Although Russia's benchmark Urals crude dropped to $65 a barrel last week, the Kremlin says the price would have to stay depressed for years to affect its budget, which assumes an average price of about $70 a barrel. Finance Minister Alexei Kudrin recently told reporters that even if oil fell as low as $40 to $50 a barrel the government could maintain spending for three years.
"Our economy is rather well prepared for lengthy external shocks," Putin said in televised remarks at a government meeting last week. "We have one of the world's highest rates of gross national savings. Thus, we will largely fund the development of our economy with domestic resources."
But critics say the Kremlin has underestimated the impact of falling oil prices on an economy still reeling from the global credit crunch -- and more dependent than ever on oil and gas, which account for nearly a third of gross domestic product, half of government revenue and two-thirds of exports.

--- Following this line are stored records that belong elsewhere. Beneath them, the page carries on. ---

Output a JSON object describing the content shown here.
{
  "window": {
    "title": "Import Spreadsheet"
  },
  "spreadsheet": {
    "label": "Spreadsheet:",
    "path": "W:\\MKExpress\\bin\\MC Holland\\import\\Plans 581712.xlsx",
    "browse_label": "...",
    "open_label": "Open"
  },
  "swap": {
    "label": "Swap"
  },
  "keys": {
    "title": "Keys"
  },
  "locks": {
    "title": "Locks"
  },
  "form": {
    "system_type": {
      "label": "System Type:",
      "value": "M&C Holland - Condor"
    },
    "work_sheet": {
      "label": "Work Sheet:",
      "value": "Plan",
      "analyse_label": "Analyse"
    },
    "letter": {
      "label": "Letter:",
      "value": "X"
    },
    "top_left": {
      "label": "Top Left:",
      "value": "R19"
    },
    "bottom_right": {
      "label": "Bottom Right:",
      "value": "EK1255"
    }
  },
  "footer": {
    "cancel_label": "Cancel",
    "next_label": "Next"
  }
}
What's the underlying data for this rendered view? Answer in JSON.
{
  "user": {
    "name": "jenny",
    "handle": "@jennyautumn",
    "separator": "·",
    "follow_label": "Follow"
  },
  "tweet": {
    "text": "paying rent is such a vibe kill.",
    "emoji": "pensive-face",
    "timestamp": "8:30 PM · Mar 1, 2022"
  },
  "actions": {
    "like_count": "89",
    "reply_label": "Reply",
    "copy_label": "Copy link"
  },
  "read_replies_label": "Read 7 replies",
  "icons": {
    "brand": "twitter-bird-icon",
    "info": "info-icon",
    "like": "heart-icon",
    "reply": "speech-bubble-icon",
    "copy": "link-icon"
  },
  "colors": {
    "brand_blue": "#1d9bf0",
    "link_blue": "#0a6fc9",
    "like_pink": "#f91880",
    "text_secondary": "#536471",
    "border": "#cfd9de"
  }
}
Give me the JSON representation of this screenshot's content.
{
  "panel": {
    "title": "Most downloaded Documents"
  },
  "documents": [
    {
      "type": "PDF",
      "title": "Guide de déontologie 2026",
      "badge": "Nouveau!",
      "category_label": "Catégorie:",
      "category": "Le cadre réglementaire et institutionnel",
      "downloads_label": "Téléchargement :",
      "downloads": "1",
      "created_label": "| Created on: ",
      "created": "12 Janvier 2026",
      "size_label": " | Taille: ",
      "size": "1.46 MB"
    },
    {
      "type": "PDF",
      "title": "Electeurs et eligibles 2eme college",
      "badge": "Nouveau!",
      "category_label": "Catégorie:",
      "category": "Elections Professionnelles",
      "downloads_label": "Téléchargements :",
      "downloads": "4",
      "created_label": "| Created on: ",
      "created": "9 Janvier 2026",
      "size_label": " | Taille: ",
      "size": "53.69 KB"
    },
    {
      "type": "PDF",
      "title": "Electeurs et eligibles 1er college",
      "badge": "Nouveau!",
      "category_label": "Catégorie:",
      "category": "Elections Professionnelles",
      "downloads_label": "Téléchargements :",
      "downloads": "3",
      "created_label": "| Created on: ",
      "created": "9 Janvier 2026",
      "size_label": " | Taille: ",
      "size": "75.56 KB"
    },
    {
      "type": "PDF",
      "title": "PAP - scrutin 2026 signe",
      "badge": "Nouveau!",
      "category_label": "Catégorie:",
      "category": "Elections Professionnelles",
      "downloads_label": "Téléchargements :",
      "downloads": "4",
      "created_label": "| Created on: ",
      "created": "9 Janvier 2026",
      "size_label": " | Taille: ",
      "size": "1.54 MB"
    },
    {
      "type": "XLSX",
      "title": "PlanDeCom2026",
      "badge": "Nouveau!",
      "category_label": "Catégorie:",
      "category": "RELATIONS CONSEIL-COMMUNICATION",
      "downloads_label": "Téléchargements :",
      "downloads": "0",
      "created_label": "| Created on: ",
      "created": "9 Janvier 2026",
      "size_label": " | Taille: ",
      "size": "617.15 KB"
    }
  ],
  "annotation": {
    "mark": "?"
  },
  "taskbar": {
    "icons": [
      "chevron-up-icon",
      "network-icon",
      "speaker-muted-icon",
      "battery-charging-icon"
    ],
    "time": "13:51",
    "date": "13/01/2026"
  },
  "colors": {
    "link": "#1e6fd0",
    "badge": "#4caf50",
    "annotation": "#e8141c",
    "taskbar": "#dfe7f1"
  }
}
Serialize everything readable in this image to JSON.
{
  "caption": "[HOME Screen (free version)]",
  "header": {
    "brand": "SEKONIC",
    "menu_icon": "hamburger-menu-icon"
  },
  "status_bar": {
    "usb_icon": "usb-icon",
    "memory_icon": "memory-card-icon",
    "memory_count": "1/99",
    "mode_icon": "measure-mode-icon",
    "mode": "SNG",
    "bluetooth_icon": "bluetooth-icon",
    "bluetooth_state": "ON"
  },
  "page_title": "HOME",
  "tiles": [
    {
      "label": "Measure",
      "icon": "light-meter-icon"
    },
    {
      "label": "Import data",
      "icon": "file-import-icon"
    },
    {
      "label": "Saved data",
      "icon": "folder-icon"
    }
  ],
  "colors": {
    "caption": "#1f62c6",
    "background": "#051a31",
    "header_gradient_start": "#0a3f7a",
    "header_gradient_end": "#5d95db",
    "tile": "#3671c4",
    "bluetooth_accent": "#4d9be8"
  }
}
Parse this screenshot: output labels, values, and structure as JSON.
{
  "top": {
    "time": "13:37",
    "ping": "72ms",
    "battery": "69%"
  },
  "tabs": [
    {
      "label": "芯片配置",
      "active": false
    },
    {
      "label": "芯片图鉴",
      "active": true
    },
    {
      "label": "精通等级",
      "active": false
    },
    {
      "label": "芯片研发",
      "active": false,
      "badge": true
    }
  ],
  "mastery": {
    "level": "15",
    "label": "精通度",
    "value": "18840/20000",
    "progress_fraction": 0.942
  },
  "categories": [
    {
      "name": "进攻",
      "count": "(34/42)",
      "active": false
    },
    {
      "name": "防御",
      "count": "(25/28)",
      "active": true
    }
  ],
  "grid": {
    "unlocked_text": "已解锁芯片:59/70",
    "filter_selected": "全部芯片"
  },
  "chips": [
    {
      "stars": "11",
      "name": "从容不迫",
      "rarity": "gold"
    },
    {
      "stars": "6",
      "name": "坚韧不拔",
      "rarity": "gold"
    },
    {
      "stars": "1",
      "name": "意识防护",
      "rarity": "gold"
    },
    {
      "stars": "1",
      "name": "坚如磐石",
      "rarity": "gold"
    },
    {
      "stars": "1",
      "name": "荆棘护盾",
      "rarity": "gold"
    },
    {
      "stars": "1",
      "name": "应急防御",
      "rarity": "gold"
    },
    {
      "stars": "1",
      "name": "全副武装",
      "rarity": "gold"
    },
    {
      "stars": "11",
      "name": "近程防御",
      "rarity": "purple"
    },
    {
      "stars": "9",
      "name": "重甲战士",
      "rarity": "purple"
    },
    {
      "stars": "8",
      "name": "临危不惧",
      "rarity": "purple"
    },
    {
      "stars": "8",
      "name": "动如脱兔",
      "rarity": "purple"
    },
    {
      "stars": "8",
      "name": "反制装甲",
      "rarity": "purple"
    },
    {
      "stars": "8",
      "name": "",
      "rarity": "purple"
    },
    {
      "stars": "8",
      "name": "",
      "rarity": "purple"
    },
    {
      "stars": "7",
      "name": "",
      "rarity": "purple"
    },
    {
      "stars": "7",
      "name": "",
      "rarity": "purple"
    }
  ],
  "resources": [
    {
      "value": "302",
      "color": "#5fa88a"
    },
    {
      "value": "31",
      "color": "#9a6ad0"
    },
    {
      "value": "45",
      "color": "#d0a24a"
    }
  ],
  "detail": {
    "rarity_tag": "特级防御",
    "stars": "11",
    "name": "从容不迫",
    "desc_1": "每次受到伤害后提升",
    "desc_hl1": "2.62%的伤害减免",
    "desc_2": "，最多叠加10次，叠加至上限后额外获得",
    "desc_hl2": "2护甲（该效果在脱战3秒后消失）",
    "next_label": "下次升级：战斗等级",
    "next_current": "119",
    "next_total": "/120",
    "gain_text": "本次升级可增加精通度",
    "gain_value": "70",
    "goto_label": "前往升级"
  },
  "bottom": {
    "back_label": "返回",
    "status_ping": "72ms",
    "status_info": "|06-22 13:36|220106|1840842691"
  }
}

The central bank has already spent billions to support the ruble, and Putin has pledged more than $200 billion to shore up Russian banks and stock markets, which have plunged by more than 70 percent from May highs. In the two weeks ending Oct. 10, the reserves shrank by more than $33 billion, a rate that would exhaust the funds within nine months.
"By itself, the drop in oil prices isn't a major problem, but on top of all the other problems in the economy, it puts even more pressure on the government," said Vladimir Milov, a former deputy energy minister in Putin's government.
If oil prices continue to fall, analysts said, Putin could be forced to choose between making unpopular spending cuts -- the Kremlin recently boosted the military budget -- and using up the reserves, risking a devaluation of the ruble that could cripple Russian firms.
The state-controlled oil and gas firms -- an important constituency for Putin -- had grown especially dependent on foreign credit and now are among the hardest hit in the crisis. The stocks of oil giants such as Gazprom and Rosneft have led the market crash, wiping out hundreds of billions of dollars of equity.
Firms are cutting jobs and suspending projects, and inflation is climbing. But the Kremlin has contained public discontent by limiting television coverage, barring reporters from using the word "crisis."
Meanwhile, Putin and his hand-picked successor, President Dmitry Medvedev, have tried to woo foreign investors back, toning down the defiant, go-it-alone rhetoric used in the aftermath of the Georgian war.
At the meeting last week, Putin allowed that Russia was "entwined with the global economy," a departure from earlier Kremlin assertions that Russia was an island of stability immune to the financial turmoil in the West. But he could not help but point out, as he has done several times in recent weeks, that the United States was the "epicenter" of the crisis and had "infested the entire world economic system."
Correspondents Juan Forero in Bogota, Colombia, and Thomas Erdbrink in Tehran contributed to this report.